And there was more good news. Another good summer of monsoons kept wildfires at bay, which was a big relief after the devastating water year of 2020, when record-setting late-season fires extended the burn season into October.
On the other side of the ledger, another hot September continued a troubling trend.
See how Denver Water measures the snowpack — from 20,000 feet.
The last month of summer keeps getting warmer. This one set a new record for 90-degree days (10), which — along with other factors — make it the fastest-warming month in the Denver area when compared to the previous 30-year block of records that spans 1981 to 2010.
Conditions improved in late September, when late-season moisture boosted streamflows and dampened soils, especially in the high country, bringing a happy ending to the water year.
Some broader context also is in order.
The 2022 Water Year for the wider Colorado River Basin was another poor one. One simple metric captures the status of the basin: The amount of water in the two major reservoirs on the river dropped dramatically, with Lake Mead falling 1.8 million acre-feet from a year ago and Lake Powell falling 1.5 million acre-feet in the same time frame.
Trends in the Colorado River Basin matter a great deal to Denver Water, as the utility gets about 50% of its supplies from the headwaters of the basin.
The new 2023 Water Year that began Oct. 1 is off to a good start for Denver Water.
After the nip-and-tuck of the summer months, the utility’s reservoir levels have hit their average mark heading into late fall and winter, just where water managers want to be at the beginning of the snow-accumulation season.
“We hope Mother Nature makes a New Water Year Resolution to provide ample snow and rain fall in the water year of 2023,” said Elder.
It’s he and his team who must now begin planning for the various scenarios winter and spring might bring.

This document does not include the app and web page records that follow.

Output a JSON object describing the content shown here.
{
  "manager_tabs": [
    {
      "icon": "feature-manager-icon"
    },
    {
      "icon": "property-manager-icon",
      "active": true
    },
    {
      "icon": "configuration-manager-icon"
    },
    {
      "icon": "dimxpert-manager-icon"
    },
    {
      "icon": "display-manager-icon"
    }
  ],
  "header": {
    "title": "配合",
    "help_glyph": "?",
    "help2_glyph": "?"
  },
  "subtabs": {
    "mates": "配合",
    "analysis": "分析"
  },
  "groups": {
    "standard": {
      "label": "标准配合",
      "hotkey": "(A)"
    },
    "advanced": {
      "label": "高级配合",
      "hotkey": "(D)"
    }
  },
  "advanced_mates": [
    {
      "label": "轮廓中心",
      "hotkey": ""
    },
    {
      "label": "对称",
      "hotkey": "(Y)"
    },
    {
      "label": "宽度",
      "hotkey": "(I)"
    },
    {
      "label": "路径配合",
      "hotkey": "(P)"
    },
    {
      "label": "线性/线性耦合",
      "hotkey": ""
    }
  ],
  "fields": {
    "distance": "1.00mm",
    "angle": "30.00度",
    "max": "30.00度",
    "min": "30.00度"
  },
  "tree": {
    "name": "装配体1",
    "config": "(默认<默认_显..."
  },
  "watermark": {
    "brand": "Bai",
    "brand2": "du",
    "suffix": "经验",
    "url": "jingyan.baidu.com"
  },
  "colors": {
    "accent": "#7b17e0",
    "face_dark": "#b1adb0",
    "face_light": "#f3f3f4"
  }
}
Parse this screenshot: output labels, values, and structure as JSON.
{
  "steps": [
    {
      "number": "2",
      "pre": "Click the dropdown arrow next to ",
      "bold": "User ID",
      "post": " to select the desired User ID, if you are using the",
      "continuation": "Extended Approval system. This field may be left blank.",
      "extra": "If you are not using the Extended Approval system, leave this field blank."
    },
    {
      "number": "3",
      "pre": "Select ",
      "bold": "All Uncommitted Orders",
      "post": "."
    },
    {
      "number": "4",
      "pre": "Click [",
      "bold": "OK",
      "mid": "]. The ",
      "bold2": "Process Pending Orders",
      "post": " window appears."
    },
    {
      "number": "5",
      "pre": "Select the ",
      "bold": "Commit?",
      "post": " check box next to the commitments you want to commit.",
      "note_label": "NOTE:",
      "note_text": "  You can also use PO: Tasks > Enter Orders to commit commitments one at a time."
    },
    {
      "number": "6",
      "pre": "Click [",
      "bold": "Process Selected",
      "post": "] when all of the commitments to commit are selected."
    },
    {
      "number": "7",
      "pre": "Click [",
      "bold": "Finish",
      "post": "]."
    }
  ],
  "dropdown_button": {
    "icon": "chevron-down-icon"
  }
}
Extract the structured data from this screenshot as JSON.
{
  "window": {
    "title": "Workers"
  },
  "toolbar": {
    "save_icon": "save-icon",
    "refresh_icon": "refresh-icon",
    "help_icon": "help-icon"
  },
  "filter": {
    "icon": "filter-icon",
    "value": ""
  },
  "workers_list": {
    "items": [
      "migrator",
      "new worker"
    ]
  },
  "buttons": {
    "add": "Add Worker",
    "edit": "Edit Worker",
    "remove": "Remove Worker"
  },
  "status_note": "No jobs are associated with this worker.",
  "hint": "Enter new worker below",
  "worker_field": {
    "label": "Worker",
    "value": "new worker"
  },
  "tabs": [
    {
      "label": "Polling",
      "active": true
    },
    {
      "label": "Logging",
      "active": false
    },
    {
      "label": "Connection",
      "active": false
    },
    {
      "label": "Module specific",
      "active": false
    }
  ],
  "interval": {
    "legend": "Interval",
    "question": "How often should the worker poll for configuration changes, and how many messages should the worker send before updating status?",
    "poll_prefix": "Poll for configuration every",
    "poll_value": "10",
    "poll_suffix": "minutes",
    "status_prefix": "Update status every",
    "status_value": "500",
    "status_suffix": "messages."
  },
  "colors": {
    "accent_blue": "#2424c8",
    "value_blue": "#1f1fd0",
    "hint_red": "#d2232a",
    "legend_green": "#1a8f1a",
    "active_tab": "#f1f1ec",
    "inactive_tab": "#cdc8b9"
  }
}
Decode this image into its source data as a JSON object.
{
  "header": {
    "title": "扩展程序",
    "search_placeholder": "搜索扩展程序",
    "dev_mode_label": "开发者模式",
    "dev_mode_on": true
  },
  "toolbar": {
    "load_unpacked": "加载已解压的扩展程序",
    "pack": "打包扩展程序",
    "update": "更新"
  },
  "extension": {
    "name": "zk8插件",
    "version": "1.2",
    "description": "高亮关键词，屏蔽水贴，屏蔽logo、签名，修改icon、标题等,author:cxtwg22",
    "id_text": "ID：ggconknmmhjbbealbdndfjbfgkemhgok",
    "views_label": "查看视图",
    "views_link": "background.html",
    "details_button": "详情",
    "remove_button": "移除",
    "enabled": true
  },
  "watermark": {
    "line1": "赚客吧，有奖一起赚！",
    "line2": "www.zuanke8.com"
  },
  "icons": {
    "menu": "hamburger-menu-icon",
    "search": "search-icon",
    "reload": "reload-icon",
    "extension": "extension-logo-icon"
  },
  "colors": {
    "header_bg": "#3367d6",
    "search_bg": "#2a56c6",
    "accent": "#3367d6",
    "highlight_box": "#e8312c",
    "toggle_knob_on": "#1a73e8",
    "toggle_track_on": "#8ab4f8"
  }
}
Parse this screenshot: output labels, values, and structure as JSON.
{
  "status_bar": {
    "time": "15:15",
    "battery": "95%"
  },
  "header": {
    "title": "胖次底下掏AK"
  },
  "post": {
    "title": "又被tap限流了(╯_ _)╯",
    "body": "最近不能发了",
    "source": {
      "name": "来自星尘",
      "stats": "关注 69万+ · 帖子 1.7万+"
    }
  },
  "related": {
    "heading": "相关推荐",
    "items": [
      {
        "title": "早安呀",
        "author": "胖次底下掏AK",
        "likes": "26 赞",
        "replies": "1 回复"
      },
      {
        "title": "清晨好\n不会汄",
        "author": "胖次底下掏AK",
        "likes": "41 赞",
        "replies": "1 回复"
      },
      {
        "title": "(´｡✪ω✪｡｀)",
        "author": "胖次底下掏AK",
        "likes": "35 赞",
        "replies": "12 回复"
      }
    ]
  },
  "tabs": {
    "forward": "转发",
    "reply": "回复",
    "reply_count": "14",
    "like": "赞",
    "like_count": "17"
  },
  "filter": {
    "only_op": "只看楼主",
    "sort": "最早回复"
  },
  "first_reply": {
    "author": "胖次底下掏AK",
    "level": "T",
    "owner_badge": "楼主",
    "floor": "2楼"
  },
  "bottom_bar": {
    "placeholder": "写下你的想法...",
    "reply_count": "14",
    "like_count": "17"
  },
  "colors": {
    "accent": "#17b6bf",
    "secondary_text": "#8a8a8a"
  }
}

You, too, can make a resolution for the New Water Year: to reduce your water use. Check out Denver Water’s website for rebates and ways to use water efficiently.